For the past year, CFO Consulting Group has been pushing for tighter regulation of the Payday Loan industry within the state of Rhode Island. Nationally, storefront payday lenders are facing tighter regulations across the country. Twenty-five states currently have pending legislation that pertain to payday lending regulation.
As storefront payday lenders are coming under intense scrutiny in some states, another form of usury is flying under the radar. Faced with the prospect of storefront payday businesses becoming unprofitable under new regulations, many payday lenders are moving their operations to the shadowy, unregulated world of the internet. A growing number of the lenders have set up online operations in less regulated states in the U.S. or foreign countries like Belize, Malta, and the West Indies in order to avoid statewide caps on interest rates. There are a few differences between the traditional storefront payday loan system and the payday loans available online. Via the internet, there is an immediate approval system, which enables customers to get in touch with numerous “expert” lenders and receive cash deposited directly into their accounts. This allows lenders to have direct access to borrowers’ bank accounts.
Sadly, major banks have become enablers of internet-based payday lenders. A recent New York Times article states that while large banks – including Bank of America, and Wells Fargo among others – do not make the loans, they are a critical link for the lenders. They enable the lenders to withdraw payments automatically from borrowers’ bank accounts, even in states where the loans are banned entirely. This is a practice that has been flourishing on the internet for years. However, there has been some movement within the United States Congress and some of the major banks to help combat this issue.
JPMorgan, the nation’s largest bank by assets, will give customers whose bank accounts can be accessed by the online payday lenders more power to halt withdrawals and close their accounts. Within the United States Congress, Senator Jeff Merkley of Oregon introduced a bill in January to further rein in payday lending. The bill, S. 172, or better known as the SAFE Lending Act, would crack down on the worst practices of the online payday lending industry and give states more power to protect consumers from predatory loans. As of March, the bill is sitting in committee.

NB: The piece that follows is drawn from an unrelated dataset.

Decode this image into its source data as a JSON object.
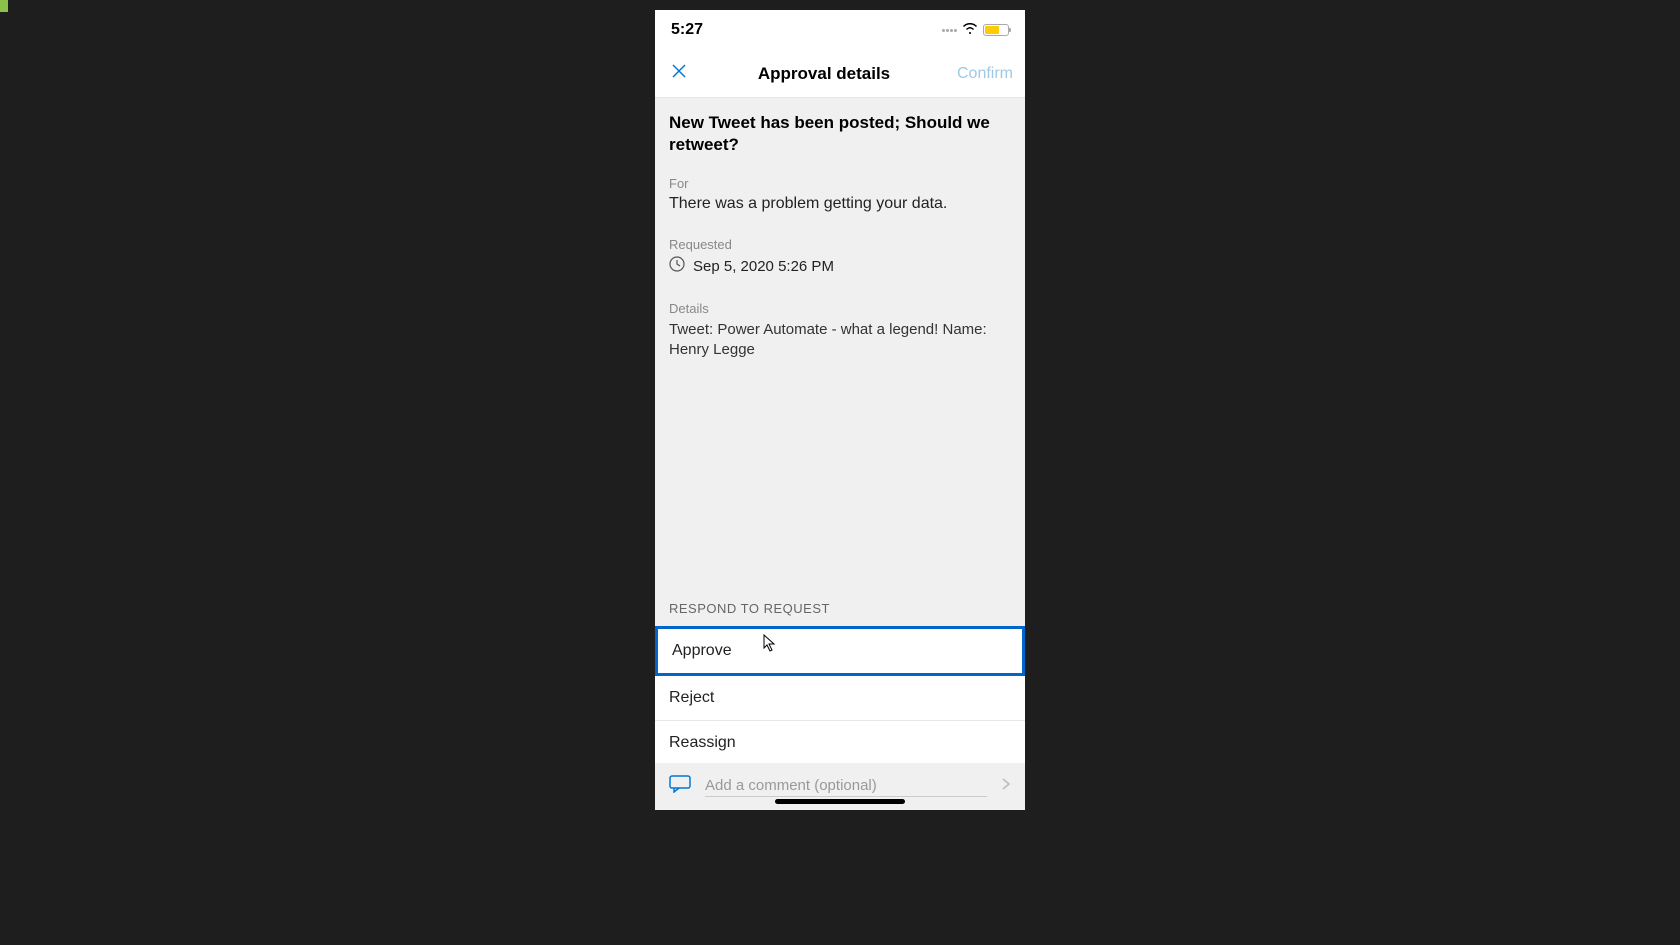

CFO Consulting Group is looking forward to seeing the United States Senate & House of Representatives vote in favor of the SAFE Lending Act to successfully bring to an end the predatory practice of payday lending in internet and storefront locations nationally.
By Brett Smiley, co-founder of CFO Consulting GroupTags: bank accounts, Banks, Belize, Brett Smiley, interest rates, internet, JP Morgan, Malta, New York Times, Payday lenders, Payday lending regulation, SAFE Lending Act, Senator Jeff Merkley of Oregon, United States Senate & House of Representatives, unregulated